EXERCISE REQUIREMENTS: The lines you return must be all those in the data that hold the string "JSON".

MATERIAL TO PROCESS:
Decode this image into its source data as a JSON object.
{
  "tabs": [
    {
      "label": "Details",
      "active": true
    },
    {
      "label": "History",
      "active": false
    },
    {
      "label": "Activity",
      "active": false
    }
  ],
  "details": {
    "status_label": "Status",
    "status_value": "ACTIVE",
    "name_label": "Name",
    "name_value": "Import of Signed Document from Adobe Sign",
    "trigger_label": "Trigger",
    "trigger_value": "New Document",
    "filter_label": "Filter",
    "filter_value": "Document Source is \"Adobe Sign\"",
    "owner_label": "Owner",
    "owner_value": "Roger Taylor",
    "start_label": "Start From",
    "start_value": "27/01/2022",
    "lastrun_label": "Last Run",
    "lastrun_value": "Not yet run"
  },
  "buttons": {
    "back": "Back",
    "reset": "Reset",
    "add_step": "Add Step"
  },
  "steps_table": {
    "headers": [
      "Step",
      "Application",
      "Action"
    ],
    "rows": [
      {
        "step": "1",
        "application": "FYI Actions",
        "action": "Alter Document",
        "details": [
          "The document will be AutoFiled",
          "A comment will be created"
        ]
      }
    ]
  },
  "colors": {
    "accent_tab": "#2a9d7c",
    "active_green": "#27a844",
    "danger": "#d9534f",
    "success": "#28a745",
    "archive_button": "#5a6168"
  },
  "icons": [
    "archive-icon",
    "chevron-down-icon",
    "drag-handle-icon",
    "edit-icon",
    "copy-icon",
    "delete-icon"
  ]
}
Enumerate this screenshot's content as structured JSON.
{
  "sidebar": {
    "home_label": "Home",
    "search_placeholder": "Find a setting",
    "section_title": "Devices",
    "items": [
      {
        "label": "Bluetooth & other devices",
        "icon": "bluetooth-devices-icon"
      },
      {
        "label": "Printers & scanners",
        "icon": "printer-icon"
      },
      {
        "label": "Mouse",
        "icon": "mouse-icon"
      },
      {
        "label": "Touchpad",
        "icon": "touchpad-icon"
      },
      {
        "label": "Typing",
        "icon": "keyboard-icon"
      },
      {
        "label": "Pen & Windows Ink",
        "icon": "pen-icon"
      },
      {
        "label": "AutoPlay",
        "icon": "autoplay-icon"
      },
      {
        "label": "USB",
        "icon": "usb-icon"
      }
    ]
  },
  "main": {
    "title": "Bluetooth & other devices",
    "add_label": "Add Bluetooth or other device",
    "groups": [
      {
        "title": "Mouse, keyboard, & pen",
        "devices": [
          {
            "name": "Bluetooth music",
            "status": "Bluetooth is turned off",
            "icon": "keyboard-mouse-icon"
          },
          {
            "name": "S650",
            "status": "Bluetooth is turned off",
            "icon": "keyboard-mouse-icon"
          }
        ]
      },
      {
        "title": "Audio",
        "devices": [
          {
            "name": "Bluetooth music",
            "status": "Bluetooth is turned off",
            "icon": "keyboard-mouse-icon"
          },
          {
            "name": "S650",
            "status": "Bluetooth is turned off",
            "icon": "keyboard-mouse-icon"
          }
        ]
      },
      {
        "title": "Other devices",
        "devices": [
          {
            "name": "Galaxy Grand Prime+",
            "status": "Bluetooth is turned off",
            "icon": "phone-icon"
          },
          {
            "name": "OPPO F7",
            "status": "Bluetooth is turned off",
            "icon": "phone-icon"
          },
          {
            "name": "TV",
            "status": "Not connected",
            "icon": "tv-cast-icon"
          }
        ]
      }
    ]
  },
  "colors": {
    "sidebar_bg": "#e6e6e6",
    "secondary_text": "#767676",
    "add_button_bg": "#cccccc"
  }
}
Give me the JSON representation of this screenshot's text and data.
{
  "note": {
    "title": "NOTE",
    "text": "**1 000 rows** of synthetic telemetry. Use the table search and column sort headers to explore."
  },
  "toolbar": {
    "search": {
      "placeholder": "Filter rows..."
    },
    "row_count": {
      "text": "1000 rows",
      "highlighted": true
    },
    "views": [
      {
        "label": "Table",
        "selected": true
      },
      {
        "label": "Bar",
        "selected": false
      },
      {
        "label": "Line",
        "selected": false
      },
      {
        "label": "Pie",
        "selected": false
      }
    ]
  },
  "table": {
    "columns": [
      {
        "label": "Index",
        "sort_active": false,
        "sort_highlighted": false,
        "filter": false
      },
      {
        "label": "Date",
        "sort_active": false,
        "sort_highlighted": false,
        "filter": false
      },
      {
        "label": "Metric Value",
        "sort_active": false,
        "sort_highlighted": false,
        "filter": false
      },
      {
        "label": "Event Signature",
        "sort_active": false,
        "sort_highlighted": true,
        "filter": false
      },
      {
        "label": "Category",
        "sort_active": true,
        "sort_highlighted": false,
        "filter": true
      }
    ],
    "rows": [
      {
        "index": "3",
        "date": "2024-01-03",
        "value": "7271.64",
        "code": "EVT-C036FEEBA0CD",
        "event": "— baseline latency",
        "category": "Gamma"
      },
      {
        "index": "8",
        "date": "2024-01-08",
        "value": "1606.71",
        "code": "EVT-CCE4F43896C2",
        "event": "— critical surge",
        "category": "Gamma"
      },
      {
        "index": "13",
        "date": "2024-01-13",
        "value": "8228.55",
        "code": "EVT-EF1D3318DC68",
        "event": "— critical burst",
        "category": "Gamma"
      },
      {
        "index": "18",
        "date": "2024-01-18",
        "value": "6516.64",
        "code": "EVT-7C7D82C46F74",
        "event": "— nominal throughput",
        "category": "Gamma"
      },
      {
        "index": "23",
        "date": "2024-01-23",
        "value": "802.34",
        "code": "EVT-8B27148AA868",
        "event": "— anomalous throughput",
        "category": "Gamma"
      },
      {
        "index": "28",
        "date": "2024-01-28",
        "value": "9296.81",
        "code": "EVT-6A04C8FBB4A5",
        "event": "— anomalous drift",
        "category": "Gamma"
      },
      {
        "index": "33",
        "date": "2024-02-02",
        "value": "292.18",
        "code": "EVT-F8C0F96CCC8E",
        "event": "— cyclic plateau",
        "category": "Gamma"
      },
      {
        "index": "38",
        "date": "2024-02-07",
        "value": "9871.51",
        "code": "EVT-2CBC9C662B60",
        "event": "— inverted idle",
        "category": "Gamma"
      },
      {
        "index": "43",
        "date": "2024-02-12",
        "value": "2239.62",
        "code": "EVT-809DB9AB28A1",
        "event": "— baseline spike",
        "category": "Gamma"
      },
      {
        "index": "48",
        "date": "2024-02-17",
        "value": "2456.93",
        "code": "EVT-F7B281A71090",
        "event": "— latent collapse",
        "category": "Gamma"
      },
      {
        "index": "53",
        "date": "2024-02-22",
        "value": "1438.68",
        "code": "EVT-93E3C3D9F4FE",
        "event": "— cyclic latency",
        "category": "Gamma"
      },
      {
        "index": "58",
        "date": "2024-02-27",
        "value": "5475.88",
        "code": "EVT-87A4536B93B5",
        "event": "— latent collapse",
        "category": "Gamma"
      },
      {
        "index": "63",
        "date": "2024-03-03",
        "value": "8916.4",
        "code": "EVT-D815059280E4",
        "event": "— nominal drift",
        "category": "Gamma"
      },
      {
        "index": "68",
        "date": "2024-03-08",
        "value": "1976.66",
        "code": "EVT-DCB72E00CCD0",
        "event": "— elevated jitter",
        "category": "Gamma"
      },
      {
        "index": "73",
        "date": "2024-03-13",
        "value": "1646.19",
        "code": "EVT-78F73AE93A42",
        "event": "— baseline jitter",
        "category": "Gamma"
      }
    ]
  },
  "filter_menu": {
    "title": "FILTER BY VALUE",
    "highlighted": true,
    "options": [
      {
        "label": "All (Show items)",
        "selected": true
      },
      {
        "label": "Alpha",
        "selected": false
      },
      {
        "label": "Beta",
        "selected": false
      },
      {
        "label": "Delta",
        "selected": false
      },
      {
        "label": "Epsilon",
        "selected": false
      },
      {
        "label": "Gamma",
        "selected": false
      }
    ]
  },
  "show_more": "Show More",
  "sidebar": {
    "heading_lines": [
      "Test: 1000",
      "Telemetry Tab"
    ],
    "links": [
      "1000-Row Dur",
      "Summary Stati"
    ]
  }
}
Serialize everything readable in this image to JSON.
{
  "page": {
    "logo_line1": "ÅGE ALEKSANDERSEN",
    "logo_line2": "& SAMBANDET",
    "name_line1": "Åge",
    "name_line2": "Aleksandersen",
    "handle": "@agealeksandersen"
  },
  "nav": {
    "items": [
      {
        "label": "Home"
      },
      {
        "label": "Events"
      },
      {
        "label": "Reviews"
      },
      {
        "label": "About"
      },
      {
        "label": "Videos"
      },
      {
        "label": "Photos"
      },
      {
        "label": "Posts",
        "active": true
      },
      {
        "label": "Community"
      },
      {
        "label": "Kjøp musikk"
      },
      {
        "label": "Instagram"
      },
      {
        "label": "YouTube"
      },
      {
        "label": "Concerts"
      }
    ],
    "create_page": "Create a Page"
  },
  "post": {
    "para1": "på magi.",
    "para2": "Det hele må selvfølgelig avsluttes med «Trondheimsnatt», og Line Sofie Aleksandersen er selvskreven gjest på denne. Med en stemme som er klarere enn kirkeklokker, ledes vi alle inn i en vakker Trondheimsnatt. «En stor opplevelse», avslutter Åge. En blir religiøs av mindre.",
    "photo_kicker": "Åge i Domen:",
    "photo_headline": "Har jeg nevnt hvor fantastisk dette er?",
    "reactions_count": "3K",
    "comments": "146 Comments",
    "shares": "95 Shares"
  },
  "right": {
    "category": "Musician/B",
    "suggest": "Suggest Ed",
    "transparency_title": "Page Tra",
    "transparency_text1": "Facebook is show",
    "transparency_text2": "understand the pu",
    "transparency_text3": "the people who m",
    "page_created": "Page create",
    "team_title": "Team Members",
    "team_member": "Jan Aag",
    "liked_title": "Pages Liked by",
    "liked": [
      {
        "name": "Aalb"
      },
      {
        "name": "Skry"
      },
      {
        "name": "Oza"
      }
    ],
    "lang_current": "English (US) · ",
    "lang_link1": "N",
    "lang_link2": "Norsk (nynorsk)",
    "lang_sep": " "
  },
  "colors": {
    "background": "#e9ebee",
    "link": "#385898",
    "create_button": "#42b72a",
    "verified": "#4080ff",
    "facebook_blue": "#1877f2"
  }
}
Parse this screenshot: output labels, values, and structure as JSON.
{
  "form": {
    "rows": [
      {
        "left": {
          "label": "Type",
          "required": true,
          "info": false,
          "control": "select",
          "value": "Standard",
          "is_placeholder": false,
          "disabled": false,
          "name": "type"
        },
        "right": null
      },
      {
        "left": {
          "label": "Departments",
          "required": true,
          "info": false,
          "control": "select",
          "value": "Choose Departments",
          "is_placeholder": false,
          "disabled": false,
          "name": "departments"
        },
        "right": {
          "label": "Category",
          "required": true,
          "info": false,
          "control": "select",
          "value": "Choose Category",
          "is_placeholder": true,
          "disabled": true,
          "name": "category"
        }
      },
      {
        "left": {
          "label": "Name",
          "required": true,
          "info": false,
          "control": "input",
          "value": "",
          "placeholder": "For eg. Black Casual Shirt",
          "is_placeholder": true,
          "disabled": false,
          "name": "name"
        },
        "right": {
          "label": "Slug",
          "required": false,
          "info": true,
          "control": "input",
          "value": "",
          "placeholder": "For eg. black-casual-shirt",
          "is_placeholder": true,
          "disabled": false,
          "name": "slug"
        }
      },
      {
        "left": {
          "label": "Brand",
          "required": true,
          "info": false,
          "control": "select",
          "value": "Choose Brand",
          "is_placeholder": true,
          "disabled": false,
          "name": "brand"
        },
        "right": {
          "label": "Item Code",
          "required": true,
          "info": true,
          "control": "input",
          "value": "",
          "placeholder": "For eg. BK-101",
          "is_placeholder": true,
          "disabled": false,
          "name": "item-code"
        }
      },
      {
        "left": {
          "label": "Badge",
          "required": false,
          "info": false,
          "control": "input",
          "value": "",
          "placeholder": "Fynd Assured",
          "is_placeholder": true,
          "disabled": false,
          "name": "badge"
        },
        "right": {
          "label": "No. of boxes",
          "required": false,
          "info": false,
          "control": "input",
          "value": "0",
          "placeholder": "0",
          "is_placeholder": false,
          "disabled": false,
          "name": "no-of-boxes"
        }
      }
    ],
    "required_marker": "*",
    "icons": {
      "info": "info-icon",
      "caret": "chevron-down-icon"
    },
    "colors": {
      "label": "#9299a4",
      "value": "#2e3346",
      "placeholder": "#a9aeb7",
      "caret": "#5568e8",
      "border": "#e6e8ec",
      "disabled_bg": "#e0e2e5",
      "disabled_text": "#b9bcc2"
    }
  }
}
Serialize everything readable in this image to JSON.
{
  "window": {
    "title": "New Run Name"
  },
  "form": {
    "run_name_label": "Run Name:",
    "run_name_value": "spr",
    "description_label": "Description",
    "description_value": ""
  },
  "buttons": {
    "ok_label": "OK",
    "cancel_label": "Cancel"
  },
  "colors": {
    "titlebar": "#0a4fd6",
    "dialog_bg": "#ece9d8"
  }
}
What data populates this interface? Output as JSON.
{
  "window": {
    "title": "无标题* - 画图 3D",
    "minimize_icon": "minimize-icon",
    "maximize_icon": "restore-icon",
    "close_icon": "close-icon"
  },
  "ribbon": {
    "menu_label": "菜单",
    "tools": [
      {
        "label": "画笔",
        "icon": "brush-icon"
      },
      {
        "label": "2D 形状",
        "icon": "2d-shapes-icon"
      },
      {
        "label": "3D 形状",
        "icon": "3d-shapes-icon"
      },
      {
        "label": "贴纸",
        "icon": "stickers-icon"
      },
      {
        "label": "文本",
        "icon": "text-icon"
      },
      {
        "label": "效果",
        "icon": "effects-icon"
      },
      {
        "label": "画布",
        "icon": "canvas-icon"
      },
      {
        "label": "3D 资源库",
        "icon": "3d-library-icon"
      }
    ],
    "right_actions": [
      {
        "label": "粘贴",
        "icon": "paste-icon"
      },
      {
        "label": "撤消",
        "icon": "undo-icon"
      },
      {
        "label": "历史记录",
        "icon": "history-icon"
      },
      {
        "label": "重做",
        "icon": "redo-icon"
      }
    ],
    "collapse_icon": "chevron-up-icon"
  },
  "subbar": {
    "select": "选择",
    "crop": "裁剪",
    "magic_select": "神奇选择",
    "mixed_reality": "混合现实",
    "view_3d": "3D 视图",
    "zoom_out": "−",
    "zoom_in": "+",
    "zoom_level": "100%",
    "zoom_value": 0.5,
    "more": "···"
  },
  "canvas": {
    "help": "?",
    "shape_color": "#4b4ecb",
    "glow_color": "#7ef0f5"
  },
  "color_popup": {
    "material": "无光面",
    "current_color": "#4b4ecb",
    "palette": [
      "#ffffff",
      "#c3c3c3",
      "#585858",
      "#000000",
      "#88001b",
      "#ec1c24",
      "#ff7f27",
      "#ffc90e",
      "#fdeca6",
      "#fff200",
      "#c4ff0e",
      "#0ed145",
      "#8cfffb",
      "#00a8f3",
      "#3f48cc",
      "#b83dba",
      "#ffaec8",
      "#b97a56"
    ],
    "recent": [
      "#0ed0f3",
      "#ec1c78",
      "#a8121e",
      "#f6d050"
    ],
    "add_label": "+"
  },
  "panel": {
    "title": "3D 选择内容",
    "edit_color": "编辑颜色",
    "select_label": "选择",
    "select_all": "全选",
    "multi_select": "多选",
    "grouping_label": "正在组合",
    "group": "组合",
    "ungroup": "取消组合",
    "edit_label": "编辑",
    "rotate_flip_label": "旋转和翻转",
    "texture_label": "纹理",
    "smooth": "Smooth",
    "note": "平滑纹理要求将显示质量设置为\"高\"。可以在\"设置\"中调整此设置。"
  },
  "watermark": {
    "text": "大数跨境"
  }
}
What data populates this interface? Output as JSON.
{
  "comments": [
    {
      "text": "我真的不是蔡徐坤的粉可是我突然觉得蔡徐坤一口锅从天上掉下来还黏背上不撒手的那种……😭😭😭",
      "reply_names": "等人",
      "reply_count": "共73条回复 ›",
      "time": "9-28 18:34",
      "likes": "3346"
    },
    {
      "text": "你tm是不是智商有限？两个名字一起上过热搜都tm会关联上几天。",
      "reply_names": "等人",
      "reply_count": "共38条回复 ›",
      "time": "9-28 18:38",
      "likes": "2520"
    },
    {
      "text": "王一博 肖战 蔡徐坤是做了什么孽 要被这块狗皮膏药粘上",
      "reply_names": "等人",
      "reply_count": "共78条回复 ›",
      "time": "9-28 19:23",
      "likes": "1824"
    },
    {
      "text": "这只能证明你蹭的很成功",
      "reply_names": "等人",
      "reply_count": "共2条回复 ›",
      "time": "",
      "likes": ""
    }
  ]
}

TASK SOLUTION:
Decode this image into its source data as a JSON object.
Enumerate this screenshot's content as structured JSON.
Give me the JSON representation of this screenshot's text and data.
Serialize everything readable in this image to JSON.
Parse this screenshot: output labels, values, and structure as JSON.
Serialize everything readable in this image to JSON.
What data populates this interface? Output as JSON.
What data populates this interface? Output as JSON.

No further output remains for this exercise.